The growth of inter-Balkan co-operation

The tension caused by intra-European conflicts and the change in domestic balances induced the Balkan countries to become part of a wider collective of inter-state powers. The initiative for the setting up of a multilateral Balkan alliance was first taken by Romania and Yugoslavia. Athens and Ankara responded immediately in a positive manner. A number of motives contributed to each country's way of thinking on this course of action, though the most common was the reinforcement of intra-Balkan solidarity. In the years 1930-33, four Balkan conferences were successfully convened. The concord of the participating countries was reaffirmed several times over in the areas of trade and cultural relations, however this did not suffice to eliminate major political disputes.
The alignment of Bulgaria in the front line of 'revisionist' powers (Germany, Italy etc.), as well as the undermining of the Balkan Pact by all the Great Powers - albeit for different reasons - eroded the emerging 'intra-Balkan solidarity'. As for Greece, the intervention of Eleftherios Venizelos was contrary to the general spirit and terms of the agreement.

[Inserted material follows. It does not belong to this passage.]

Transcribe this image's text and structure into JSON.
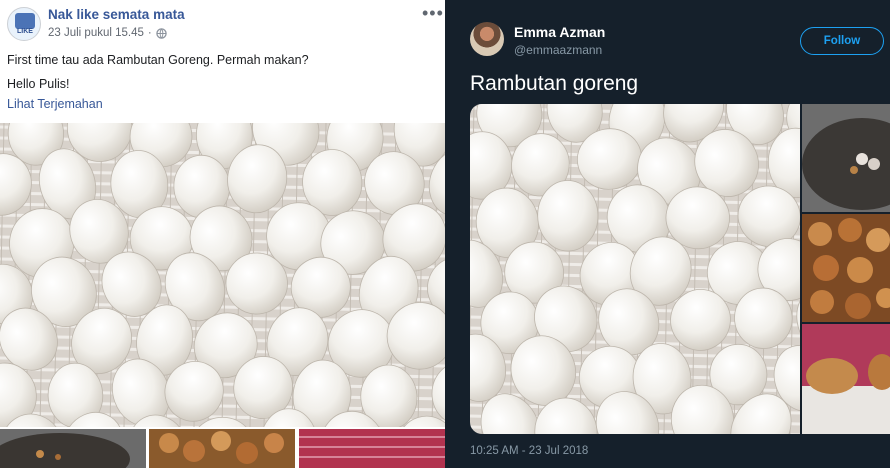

The experienced political leader considered that Greece had to keep its distance from regional alliances that could cause more problems than they would solve (intervention in the conflicts between third parties etc.). Indeed, developments in the Balkan area (rapprochement of Bulgaria-Yugoslavia-Romania), and even more in Europe (strengthening of Germany), led the 'Balkan idea' to decline.